**Exercise:**
Say how many of the lines below hold "watermark", writing the number and nothing more.

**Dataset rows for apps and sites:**
:::::

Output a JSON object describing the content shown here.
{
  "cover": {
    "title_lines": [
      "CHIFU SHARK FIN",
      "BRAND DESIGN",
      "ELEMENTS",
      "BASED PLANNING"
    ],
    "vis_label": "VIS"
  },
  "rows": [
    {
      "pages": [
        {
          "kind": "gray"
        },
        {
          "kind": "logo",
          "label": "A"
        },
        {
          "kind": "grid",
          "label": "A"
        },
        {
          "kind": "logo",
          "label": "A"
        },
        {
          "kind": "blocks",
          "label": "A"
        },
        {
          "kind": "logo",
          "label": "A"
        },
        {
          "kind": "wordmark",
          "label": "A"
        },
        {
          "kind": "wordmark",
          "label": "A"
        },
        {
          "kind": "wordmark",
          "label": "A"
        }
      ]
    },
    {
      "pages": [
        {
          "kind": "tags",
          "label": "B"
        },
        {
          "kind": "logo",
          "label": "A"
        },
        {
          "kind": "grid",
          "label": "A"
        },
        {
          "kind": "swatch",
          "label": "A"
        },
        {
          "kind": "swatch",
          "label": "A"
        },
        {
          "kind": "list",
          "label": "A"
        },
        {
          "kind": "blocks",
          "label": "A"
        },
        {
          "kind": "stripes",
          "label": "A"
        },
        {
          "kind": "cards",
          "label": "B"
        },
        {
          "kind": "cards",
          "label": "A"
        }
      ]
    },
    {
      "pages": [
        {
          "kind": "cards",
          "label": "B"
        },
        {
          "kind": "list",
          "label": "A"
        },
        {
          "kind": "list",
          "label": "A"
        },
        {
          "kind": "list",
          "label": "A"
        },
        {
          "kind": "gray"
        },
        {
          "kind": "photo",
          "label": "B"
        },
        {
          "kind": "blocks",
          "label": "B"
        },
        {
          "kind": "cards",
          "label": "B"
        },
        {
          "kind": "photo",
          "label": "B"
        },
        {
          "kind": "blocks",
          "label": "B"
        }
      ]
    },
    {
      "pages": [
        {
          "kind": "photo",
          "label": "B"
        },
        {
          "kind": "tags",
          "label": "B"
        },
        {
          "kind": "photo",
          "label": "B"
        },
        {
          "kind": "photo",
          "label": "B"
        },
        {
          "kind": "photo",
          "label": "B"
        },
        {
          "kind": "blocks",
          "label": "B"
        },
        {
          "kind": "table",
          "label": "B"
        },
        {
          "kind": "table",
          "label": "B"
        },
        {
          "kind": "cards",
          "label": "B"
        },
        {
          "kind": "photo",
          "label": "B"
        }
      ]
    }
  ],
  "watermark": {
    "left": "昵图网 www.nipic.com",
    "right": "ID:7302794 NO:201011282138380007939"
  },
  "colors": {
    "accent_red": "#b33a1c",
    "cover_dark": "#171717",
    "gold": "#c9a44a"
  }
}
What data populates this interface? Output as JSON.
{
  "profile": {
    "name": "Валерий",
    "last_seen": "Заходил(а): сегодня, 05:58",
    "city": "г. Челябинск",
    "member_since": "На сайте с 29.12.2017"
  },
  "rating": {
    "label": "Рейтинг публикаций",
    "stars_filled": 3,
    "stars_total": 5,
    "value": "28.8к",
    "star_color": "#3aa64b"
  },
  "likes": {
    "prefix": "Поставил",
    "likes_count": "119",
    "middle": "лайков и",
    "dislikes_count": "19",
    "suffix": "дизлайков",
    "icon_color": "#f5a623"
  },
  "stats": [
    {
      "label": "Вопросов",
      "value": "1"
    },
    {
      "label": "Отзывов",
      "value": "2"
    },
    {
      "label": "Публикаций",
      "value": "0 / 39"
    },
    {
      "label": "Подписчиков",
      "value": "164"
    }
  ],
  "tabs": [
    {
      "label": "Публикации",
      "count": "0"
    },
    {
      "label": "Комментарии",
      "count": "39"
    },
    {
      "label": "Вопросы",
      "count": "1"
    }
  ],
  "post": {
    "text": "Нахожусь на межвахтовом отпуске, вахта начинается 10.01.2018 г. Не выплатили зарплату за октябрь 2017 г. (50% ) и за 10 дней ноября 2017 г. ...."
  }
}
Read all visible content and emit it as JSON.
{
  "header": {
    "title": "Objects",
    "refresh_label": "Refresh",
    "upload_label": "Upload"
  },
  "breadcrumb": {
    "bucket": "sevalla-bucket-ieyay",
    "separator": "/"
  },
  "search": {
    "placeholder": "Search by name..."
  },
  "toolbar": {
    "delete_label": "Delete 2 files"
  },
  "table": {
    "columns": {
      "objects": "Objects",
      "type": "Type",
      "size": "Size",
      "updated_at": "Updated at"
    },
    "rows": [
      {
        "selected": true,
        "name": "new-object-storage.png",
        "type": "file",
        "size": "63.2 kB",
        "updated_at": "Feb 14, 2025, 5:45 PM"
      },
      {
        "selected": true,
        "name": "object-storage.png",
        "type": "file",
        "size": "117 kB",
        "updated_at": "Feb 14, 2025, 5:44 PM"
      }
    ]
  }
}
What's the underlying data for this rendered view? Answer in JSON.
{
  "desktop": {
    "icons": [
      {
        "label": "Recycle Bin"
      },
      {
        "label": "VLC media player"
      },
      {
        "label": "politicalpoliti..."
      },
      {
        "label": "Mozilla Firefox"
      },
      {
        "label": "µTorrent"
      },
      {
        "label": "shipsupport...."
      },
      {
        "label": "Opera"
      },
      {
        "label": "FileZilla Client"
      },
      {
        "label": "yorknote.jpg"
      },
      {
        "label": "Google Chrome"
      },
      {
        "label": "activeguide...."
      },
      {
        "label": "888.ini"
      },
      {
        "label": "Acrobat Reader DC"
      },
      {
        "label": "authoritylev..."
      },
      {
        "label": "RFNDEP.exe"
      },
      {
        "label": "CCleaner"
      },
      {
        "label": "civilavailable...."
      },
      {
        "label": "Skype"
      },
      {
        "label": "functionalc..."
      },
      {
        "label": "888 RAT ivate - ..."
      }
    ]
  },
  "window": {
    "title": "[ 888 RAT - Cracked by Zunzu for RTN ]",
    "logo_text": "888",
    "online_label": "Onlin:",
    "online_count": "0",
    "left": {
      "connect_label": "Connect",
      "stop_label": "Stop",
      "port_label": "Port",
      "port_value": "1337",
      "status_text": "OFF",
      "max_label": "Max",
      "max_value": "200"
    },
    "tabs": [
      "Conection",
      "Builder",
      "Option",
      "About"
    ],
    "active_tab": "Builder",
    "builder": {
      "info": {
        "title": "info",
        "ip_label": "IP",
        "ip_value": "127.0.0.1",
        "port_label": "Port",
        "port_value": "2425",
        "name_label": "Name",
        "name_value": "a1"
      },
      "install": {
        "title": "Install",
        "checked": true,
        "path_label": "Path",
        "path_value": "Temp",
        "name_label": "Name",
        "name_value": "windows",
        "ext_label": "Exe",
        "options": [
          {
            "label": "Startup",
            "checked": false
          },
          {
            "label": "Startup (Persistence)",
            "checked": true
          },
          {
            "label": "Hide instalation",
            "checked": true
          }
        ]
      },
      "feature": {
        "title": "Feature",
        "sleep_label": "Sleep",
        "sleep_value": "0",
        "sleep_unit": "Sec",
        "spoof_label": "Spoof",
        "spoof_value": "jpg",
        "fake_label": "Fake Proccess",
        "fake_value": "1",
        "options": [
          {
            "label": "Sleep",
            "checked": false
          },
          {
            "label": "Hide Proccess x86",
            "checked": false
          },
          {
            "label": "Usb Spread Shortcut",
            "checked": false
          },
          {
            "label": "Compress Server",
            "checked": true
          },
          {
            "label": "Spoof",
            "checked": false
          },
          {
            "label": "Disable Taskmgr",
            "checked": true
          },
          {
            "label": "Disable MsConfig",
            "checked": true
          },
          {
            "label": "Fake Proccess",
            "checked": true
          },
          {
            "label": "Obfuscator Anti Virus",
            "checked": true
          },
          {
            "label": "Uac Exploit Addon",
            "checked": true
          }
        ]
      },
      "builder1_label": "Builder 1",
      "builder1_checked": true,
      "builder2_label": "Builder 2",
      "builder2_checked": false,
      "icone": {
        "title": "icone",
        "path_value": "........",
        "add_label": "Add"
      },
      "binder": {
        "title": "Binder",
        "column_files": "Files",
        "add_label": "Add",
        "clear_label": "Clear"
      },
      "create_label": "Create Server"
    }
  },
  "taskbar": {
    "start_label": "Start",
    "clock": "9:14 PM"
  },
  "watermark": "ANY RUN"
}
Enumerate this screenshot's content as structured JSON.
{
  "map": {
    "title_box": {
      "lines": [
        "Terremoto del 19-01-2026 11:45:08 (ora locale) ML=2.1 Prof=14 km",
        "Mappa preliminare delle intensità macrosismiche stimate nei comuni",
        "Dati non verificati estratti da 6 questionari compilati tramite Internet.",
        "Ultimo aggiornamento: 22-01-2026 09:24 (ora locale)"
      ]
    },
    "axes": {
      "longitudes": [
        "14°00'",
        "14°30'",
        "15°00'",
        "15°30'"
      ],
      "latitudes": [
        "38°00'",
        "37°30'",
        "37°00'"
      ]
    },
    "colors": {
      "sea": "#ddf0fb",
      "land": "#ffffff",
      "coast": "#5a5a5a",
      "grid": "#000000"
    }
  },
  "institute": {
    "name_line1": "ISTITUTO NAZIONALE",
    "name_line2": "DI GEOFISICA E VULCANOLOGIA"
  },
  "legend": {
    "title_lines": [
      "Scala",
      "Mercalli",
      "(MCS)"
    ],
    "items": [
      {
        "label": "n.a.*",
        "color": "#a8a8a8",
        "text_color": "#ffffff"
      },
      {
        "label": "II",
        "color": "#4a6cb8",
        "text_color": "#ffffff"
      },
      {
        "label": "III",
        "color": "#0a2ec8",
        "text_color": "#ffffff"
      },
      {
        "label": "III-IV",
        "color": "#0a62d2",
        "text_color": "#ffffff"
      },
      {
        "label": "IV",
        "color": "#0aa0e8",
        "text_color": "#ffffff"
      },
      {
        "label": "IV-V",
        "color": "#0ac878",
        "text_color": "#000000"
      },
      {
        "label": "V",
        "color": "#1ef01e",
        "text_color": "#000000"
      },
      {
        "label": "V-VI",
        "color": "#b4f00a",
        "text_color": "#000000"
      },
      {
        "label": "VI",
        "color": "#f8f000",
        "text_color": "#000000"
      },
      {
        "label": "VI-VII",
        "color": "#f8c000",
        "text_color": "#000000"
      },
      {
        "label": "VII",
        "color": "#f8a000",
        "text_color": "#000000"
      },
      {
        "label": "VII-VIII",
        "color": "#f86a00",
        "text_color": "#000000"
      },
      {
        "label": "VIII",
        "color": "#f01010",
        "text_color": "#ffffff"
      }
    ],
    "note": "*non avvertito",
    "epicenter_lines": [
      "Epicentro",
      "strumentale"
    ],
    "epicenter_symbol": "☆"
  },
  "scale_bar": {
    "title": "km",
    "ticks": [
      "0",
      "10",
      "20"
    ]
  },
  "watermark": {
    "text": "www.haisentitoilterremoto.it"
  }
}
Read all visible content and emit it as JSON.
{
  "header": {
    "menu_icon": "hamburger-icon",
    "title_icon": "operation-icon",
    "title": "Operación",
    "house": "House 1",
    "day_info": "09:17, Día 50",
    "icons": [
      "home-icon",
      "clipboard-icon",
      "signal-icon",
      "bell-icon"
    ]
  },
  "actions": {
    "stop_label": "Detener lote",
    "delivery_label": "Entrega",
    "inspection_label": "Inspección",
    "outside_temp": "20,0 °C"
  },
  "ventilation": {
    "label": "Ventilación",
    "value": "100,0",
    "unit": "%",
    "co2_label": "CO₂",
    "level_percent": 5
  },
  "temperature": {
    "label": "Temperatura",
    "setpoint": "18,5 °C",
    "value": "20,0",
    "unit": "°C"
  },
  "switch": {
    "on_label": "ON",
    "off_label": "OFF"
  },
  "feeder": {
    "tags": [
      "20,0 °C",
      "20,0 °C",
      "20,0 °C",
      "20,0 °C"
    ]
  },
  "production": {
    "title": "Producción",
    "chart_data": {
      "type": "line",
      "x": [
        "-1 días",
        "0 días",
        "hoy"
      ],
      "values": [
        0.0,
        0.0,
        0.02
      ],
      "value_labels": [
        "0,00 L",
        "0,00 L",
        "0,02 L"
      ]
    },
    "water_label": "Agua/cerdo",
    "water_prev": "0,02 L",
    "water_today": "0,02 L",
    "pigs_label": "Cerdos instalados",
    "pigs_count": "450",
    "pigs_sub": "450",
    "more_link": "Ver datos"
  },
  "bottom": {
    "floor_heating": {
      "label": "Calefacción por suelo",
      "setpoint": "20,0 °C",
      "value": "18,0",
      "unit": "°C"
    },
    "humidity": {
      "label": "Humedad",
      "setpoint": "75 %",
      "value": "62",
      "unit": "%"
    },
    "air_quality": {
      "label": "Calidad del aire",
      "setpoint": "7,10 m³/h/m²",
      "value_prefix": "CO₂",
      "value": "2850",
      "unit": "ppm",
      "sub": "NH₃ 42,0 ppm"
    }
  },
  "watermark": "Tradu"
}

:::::

**Expected answer:**
4